Combined with the emphasis on pre-owned and a general decline in the physical quality (cleanliness, spacing, in a few unfortunate cases, smell) of many of their stores, this has certainly been a tipping point for me a couple of times in deciding that I can wait a few days for an Amazon delivery, rather than going into a store.
I've got money to spend. If you've ready any of my previous journal entries, you'll know I buy a lot of games - I have a well paid job and can afford to. I'll even jump through some of Game's hoops. I don't mind pre-ordering too much (and will generally do it if there's a nice bonus). I may not do the pre-owned thing often, but I've done it on occasion. I can be tempted into impulse purchases. And yet Game seem to want to keep me out of their stores, in favour of kids with the odd bit of pocket money.
Too many stores
Now this one is just stupid. Game spent the early part of the last decade buying up all of the competition. That's not necessarily a bad way of doing business (though it tends not to be good for customers). What is stupid, however, is keeping open each and every one of the stores you buy. The centres of most reasonably sized towns these days have two or three branches of Game/Gamestation, where a single (possibly slightly larger) store would suffice. Manchester's Trafford Centre has two branches so close that you can actually peer out the door of one into the other.
And in conclusion
As I said at the start, Game may survive in more or less its current form. It's looking unlikely, but not impossible. Furthermore, not all of its problems are of its own making; there are some fundamental problems in the industry that would be making for tough times however well the company had been managed.
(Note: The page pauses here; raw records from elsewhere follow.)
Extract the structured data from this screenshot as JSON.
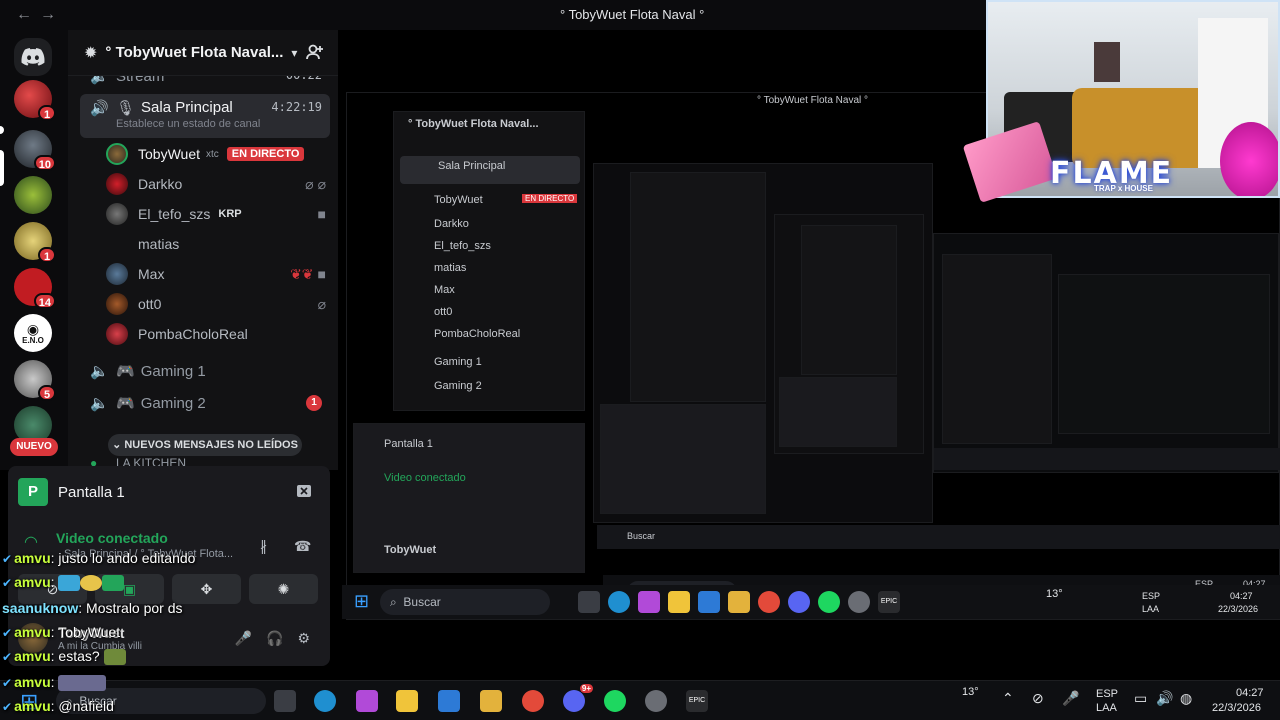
{
  "window": {
    "title": "° TobyWuet Flota Naval °"
  },
  "guild": {
    "name": "° TobyWuet Flota Naval..."
  },
  "servers": [
    {
      "badge": "1"
    },
    {
      "badge": "10"
    },
    {
      "badge": ""
    },
    {
      "badge": "1"
    },
    {
      "badge": "14"
    },
    {
      "badge": ""
    },
    {
      "badge": "5"
    },
    {
      "badge": ""
    }
  ],
  "rail": {
    "new_label": "NUEVO",
    "eno_label": "E.N.O"
  },
  "channels": {
    "stream": "Stream",
    "stream_time": "00:22",
    "sala": "Sala Principal",
    "sala_time": "4:22:19",
    "sala_status": "Establece un estado de canal",
    "gaming1": "Gaming 1",
    "gaming2": "Gaming 2",
    "gaming2_unread": "1",
    "lakitchen": "LA KITCHEN"
  },
  "users": [
    {
      "name": "TobyWuet",
      "tag": "xtc",
      "live": "EN DIRECTO"
    },
    {
      "name": "Darkko"
    },
    {
      "name": "El_tefo_szs",
      "badge": "KRP"
    },
    {
      "name": "matias"
    },
    {
      "name": "Max"
    },
    {
      "name": "ott0"
    },
    {
      "name": "PombaCholoReal"
    }
  ],
  "new_messages": "NUEVOS MENSAJES NO LEÍDOS",
  "voice_panel": {
    "stream_title": "Pantalla 1",
    "connected": "Video conectado",
    "location": "Sala Principal / ° TobyWuet Flota...",
    "user_name": "TobyWuet",
    "user_status": "A mi la Cumbia villi"
  },
  "chat": [
    {
      "user": "amvu",
      "text": "justo lo ando editando"
    },
    {
      "user": "amvu",
      "text": ""
    },
    {
      "user": "saanuknow",
      "text": "Mostralo por ds"
    },
    {
      "user": "amvu",
      "text": "TobyWuet"
    },
    {
      "user": "amvu",
      "text": "estas?"
    },
    {
      "user": "amvu",
      "text": ""
    },
    {
      "user": "amvu",
      "text": "@nafield"
    }
  ],
  "taskbar": {
    "search": "Buscar",
    "lang": "ESP",
    "region": "LAA",
    "time": "04:27",
    "date": "22/3/2026",
    "temp": "13°",
    "discord_badge": "9+"
  },
  "nested": {
    "time": "04:27",
    "date": "22/3/2026",
    "search": "Buscar"
  },
  "overlay": {
    "flame": "FLAME",
    "flame_sub": "TRAP x HOUSE"
  },
  "colors": {
    "accent_green": "#23a55a",
    "danger_red": "#da373c",
    "bg_dark": "#121214"
  }
}
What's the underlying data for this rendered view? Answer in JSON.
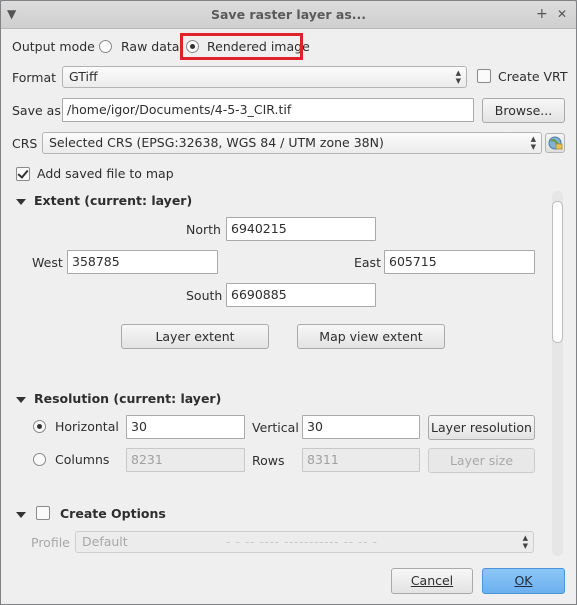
{
  "window": {
    "title": "Save raster layer as...",
    "pin_glyph": "+",
    "close_glyph": "✕"
  },
  "output_mode": {
    "label": "Output mode",
    "options": [
      {
        "label": "Raw data",
        "selected": false
      },
      {
        "label": "Rendered image",
        "selected": true
      }
    ]
  },
  "format": {
    "label": "Format",
    "value": "GTiff",
    "create_vrt_label": "Create VRT",
    "create_vrt_checked": false
  },
  "save_as": {
    "label": "Save as",
    "value": "/home/igor/Documents/4-5-3_CIR.tif",
    "browse_label": "Browse..."
  },
  "crs": {
    "label": "CRS",
    "value": "Selected CRS (EPSG:32638, WGS 84 / UTM zone 38N)",
    "select_icon": "globe-icon"
  },
  "add_to_map": {
    "label": "Add saved file to map",
    "checked": true
  },
  "extent": {
    "title": "Extent (current: layer)",
    "north_label": "North",
    "north_value": "6940215",
    "west_label": "West",
    "west_value": "358785",
    "east_label": "East",
    "east_value": "605715",
    "south_label": "South",
    "south_value": "6690885",
    "layer_extent_button": "Layer extent",
    "map_view_extent_button": "Map view extent"
  },
  "resolution": {
    "title": "Resolution (current: layer)",
    "horizontal_label": "Horizontal",
    "horizontal_value": "30",
    "vertical_label": "Vertical",
    "vertical_value": "30",
    "layer_resolution_button": "Layer resolution",
    "columns_label": "Columns",
    "columns_value": "8231",
    "rows_label": "Rows",
    "rows_value": "8311",
    "layer_size_button": "Layer size",
    "mode_horizontal_selected": true
  },
  "create_options": {
    "title": "Create Options",
    "checked": false,
    "profile_label": "Profile",
    "profile_value": "Default",
    "profile_center_text": "- - -- ---- -----------  -- -- -"
  },
  "footer": {
    "cancel_label": "Cancel",
    "ok_label": "OK"
  },
  "colors": {
    "highlight": "#e0202a",
    "primary_button": "#6cb0ef"
  }
}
But oh my word it has made some absolute howlers over the last few years.